• **THE PROBLEM**
Output every line below as it stands, dropping only the images.
-- RECORDED INFORMATION follows --
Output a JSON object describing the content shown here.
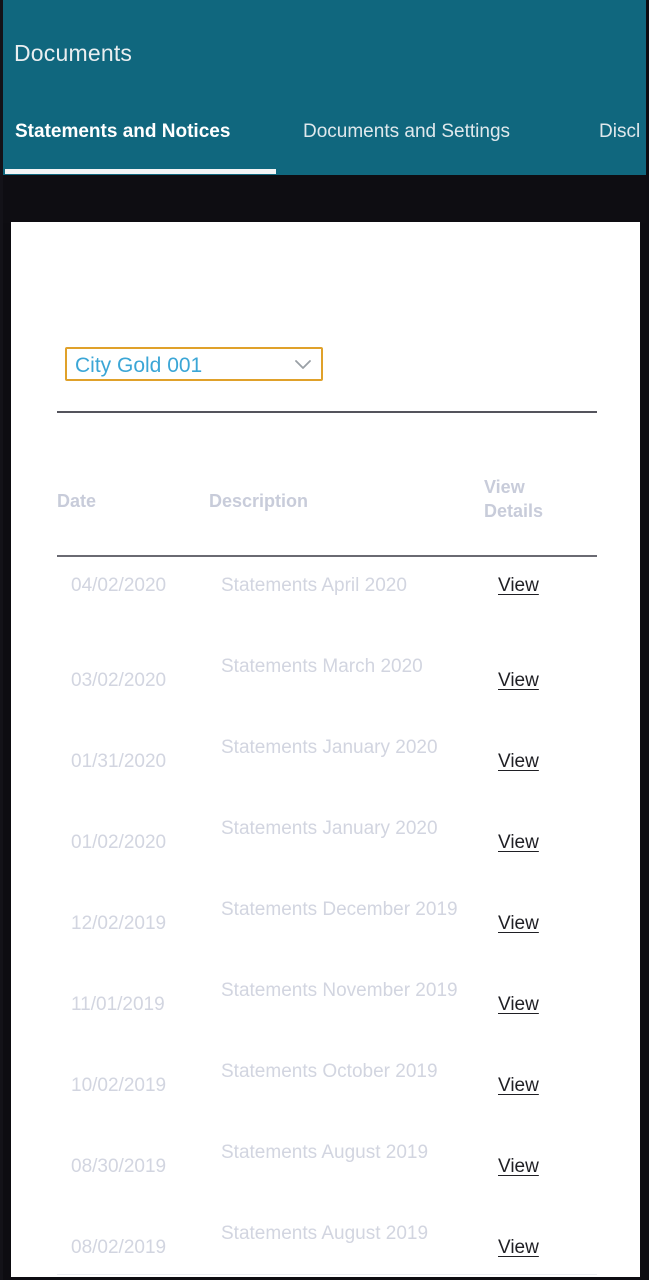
{
  "header": {
    "title": "Documents",
    "background_color": "#10677e",
    "tabs": [
      {
        "label": "Statements and Notices",
        "active": true
      },
      {
        "label": "Documents and Settings",
        "active": false
      },
      {
        "label": "Discl",
        "active": false
      }
    ]
  },
  "account_selector": {
    "name": "account-dropdown",
    "selected_value": "City Gold 001",
    "chevron_icon": "chevron-down-icon",
    "border_color": "#e0a12a",
    "text_color": "#3ba6d6"
  },
  "documents_table": {
    "columns": [
      "Date",
      "Description",
      "View Details"
    ],
    "view_details_line1": "View",
    "view_details_line2": "Details",
    "rows": [
      {
        "date": "04/02/2020",
        "description": "Statements April 2020",
        "action": "View",
        "lines": 1
      },
      {
        "date": "03/02/2020",
        "description": "Statements March 2020",
        "action": "View",
        "lines": 2
      },
      {
        "date": "01/31/2020",
        "description": "Statements January 2020",
        "action": "View",
        "lines": 2
      },
      {
        "date": "01/02/2020",
        "description": "Statements January 2020",
        "action": "View",
        "lines": 2
      },
      {
        "date": "12/02/2019",
        "description": "Statements December 2019",
        "action": "View",
        "lines": 2
      },
      {
        "date": "11/01/2019",
        "description": "Statements November 2019",
        "action": "View",
        "lines": 2
      },
      {
        "date": "10/02/2019",
        "description": "Statements October 2019",
        "action": "View",
        "lines": 2
      },
      {
        "date": "08/30/2019",
        "description": "Statements August 2019",
        "action": "View",
        "lines": 2
      },
      {
        "date": "08/02/2019",
        "description": "Statements August 2019",
        "action": "View",
        "lines": 2
      }
    ]
  },
  "colors": {
    "header_teal": "#10677e",
    "page_dark": "#0d0c11",
    "card_white": "#ffffff",
    "muted_text": "#d2d5e0",
    "header_text": "#c8ccda",
    "link_text": "#1f1f24",
    "accent_orange": "#e0a12a",
    "accent_blue": "#3ba6d6"
  }
}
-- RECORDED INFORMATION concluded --
• **RESPONSE TO THIS TASK**
Output a JSON object describing the content shown here.
{
  "header": {
    "title": "Documents",
    "background_color": "#10677e",
    "tabs": [
      {
        "label": "Statements and Notices",
        "active": true
      },
      {
        "label": "Documents and Settings",
        "active": false
      },
      {
        "label": "Discl",
        "active": false
      }
    ]
  },
  "account_selector": {
    "name": "account-dropdown",
    "selected_value": "City Gold 001",
    "chevron_icon": "chevron-down-icon",
    "border_color": "#e0a12a",
    "text_color": "#3ba6d6"
  },
  "documents_table": {
    "columns": [
      "Date",
      "Description",
      "View Details"
    ],
    "view_details_line1": "View",
    "view_details_line2": "Details",
    "rows": [
      {
        "date": "04/02/2020",
        "description": "Statements April 2020",
        "action": "View",
        "lines": 1
      },
      {
        "date": "03/02/2020",
        "description": "Statements March 2020",
        "action": "View",
        "lines": 2
      },
      {
        "date": "01/31/2020",
        "description": "Statements January 2020",
        "action": "View",
        "lines": 2
      },
      {
        "date": "01/02/2020",
        "description": "Statements January 2020",
        "action": "View",
        "lines": 2
      },
      {
        "date": "12/02/2019",
        "description": "Statements December 2019",
        "action": "View",
        "lines": 2
      },
      {
        "date": "11/01/2019",
        "description": "Statements November 2019",
        "action": "View",
        "lines": 2
      },
      {
        "date": "10/02/2019",
        "description": "Statements October 2019",
        "action": "View",
        "lines": 2
      },
      {
        "date": "08/30/2019",
        "description": "Statements August 2019",
        "action": "View",
        "lines": 2
      },
      {
        "date": "08/02/2019",
        "description": "Statements August 2019",
        "action": "View",
        "lines": 2
      }
    ]
  },
  "colors": {
    "header_teal": "#10677e",
    "page_dark": "#0d0c11",
    "card_white": "#ffffff",
    "muted_text": "#d2d5e0",
    "header_text": "#c8ccda",
    "link_text": "#1f1f24",
    "accent_orange": "#e0a12a",
    "accent_blue": "#3ba6d6"
  }
}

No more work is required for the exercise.